This spooked investors, with the shares closing more than 14% lower at 152p by the close of yesterday’s trading.

Hargreaves Lansdown analyst Sophie Lund-Yates said Halfords is in a better position than many retailers, but it would be a mistake to assume that profit levels will trend in line with revenues. However, she added there is reason to be hopeful where the online business is concerned.

“Over 80% of online orders are collected in store, so online sales tend to complement physical stores rather than cannibalising them,” she said. “The website now accounts for almost a quarter of all sales too, which we think is step in the right direction.”

Halfords was able to keep the majority of its retail stores open during lockdown, with many initially operating on a “dark” basis, serving customers at the store entrance. The number of dark stores increased gradually through April and May, with some converting to “lite stores” serving restricted numbers of people indoors from the end of May.

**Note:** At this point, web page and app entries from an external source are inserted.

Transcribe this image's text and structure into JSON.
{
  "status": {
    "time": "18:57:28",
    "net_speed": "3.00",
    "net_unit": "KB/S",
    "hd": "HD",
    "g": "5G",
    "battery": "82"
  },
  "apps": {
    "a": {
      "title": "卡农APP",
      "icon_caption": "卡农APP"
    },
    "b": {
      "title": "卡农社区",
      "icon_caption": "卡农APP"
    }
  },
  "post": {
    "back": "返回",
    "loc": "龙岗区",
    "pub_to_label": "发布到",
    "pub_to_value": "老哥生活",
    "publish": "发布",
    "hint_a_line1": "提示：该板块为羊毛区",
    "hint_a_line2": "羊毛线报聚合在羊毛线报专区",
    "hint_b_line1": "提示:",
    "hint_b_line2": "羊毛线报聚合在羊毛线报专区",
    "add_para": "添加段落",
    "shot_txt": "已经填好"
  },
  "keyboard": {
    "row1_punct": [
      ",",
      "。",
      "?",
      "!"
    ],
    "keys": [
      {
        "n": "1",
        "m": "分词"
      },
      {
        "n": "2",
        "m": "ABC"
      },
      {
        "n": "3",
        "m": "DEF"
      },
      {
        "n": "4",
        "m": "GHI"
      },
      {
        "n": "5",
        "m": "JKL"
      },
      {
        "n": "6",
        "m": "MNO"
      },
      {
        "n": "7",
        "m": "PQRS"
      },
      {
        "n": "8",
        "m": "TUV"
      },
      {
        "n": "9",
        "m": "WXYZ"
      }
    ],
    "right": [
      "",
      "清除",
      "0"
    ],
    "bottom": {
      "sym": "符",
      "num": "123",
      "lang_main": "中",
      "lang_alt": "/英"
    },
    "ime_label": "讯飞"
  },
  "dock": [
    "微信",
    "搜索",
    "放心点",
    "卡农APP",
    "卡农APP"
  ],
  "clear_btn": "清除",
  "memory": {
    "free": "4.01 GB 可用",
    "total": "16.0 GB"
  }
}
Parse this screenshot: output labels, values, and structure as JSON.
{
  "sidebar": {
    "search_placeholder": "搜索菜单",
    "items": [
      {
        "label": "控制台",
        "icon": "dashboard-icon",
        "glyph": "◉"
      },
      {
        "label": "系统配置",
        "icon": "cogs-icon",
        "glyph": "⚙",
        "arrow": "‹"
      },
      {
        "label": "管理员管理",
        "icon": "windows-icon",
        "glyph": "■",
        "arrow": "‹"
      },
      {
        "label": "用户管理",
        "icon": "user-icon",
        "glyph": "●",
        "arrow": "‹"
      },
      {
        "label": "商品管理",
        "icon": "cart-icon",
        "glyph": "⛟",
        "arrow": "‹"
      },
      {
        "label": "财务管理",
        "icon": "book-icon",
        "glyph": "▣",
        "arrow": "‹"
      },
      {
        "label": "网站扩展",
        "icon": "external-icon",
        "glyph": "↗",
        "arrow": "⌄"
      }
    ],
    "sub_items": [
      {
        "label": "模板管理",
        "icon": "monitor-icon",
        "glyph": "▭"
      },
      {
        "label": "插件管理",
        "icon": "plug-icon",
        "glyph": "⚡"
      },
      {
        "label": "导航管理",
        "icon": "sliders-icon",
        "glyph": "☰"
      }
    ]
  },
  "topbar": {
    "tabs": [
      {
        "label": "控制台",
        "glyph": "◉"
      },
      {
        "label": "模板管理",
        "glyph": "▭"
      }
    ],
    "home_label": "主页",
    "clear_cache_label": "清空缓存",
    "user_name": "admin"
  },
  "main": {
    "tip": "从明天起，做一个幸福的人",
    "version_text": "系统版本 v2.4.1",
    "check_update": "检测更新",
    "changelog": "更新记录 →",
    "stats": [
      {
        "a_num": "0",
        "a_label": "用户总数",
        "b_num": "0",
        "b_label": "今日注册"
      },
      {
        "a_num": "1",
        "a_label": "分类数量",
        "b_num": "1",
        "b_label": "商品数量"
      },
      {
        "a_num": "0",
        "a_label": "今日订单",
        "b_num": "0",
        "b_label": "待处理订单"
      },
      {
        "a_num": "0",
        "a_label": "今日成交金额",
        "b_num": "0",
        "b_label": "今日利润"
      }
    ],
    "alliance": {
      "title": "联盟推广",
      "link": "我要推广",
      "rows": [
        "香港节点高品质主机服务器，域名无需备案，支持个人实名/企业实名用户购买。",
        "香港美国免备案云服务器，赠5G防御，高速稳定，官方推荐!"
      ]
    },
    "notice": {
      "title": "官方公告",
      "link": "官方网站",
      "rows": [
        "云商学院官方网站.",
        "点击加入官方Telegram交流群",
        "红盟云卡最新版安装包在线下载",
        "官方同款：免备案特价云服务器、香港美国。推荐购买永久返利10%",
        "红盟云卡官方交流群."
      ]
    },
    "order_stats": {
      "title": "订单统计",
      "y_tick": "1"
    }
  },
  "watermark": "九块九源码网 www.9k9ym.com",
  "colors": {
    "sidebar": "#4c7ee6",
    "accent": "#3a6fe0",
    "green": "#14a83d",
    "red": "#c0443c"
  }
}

As of July 3, 359 outlets were operating as lite stores, eight were dark stores and 77 remained closed to business.